Retype the records below so that each one matches exactly.
╭─ DATA FOR THIS TASK
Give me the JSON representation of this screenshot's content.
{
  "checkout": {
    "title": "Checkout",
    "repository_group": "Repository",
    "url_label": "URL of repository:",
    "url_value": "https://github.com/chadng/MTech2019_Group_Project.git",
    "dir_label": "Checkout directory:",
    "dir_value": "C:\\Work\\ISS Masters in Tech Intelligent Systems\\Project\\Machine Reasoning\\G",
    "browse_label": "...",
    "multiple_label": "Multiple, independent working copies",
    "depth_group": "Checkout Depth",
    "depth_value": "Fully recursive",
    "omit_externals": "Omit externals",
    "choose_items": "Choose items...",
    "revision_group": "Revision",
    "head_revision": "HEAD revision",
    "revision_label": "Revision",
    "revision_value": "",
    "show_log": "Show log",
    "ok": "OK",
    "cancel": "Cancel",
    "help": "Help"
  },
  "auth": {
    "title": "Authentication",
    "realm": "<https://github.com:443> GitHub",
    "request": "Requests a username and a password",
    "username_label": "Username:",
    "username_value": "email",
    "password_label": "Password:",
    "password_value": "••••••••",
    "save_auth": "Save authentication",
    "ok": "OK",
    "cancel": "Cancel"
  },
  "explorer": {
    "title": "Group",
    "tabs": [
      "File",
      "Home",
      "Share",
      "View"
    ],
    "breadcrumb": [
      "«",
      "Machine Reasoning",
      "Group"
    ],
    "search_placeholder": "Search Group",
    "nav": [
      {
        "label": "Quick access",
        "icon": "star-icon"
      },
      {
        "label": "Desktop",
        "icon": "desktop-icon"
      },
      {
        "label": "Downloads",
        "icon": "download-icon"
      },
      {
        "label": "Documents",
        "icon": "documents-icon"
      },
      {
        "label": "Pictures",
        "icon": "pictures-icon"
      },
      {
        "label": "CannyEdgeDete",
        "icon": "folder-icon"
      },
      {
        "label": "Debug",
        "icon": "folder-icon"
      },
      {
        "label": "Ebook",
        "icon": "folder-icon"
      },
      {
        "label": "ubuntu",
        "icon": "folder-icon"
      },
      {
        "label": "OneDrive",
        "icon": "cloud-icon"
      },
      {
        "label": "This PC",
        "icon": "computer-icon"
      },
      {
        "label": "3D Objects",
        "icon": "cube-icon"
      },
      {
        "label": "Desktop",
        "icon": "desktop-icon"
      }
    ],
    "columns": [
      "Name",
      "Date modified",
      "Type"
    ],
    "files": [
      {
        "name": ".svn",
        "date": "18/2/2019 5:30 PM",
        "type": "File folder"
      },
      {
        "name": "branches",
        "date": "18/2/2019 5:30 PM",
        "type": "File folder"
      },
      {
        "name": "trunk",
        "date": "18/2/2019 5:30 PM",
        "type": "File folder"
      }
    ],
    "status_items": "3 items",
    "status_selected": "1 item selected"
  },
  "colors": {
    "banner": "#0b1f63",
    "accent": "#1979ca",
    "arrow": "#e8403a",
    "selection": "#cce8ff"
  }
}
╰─
ANSWER SECTION.
Give me the JSON representation of this screenshot's content.
{
  "checkout": {
    "title": "Checkout",
    "repository_group": "Repository",
    "url_label": "URL of repository:",
    "url_value": "https://github.com/chadng/MTech2019_Group_Project.git",
    "dir_label": "Checkout directory:",
    "dir_value": "C:\\Work\\ISS Masters in Tech Intelligent Systems\\Project\\Machine Reasoning\\G",
    "browse_label": "...",
    "multiple_label": "Multiple, independent working copies",
    "depth_group": "Checkout Depth",
    "depth_value": "Fully recursive",
    "omit_externals": "Omit externals",
    "choose_items": "Choose items...",
    "revision_group": "Revision",
    "head_revision": "HEAD revision",
    "revision_label": "Revision",
    "revision_value": "",
    "show_log": "Show log",
    "ok": "OK",
    "cancel": "Cancel",
    "help": "Help"
  },
  "auth": {
    "title": "Authentication",
    "realm": "<https://github.com:443> GitHub",
    "request": "Requests a username and a password",
    "username_label": "Username:",
    "username_value": "email",
    "password_label": "Password:",
    "password_value": "••••••••",
    "save_auth": "Save authentication",
    "ok": "OK",
    "cancel": "Cancel"
  },
  "explorer": {
    "title": "Group",
    "tabs": [
      "File",
      "Home",
      "Share",
      "View"
    ],
    "breadcrumb": [
      "«",
      "Machine Reasoning",
      "Group"
    ],
    "search_placeholder": "Search Group",
    "nav": [
      {
        "label": "Quick access",
        "icon": "star-icon"
      },
      {
        "label": "Desktop",
        "icon": "desktop-icon"
      },
      {
        "label": "Downloads",
        "icon": "download-icon"
      },
      {
        "label": "Documents",
        "icon": "documents-icon"
      },
      {
        "label": "Pictures",
        "icon": "pictures-icon"
      },
      {
        "label": "CannyEdgeDete",
        "icon": "folder-icon"
      },
      {
        "label": "Debug",
        "icon": "folder-icon"
      },
      {
        "label": "Ebook",
        "icon": "folder-icon"
      },
      {
        "label": "ubuntu",
        "icon": "folder-icon"
      },
      {
        "label": "OneDrive",
        "icon": "cloud-icon"
      },
      {
        "label": "This PC",
        "icon": "computer-icon"
      },
      {
        "label": "3D Objects",
        "icon": "cube-icon"
      },
      {
        "label": "Desktop",
        "icon": "desktop-icon"
      }
    ],
    "columns": [
      "Name",
      "Date modified",
      "Type"
    ],
    "files": [
      {
        "name": ".svn",
        "date": "18/2/2019 5:30 PM",
        "type": "File folder"
      },
      {
        "name": "branches",
        "date": "18/2/2019 5:30 PM",
        "type": "File folder"
      },
      {
        "name": "trunk",
        "date": "18/2/2019 5:30 PM",
        "type": "File folder"
      }
    ],
    "status_items": "3 items",
    "status_selected": "1 item selected"
  },
  "colors": {
    "banner": "#0b1f63",
    "accent": "#1979ca",
    "arrow": "#e8403a",
    "selection": "#cce8ff"
  }
}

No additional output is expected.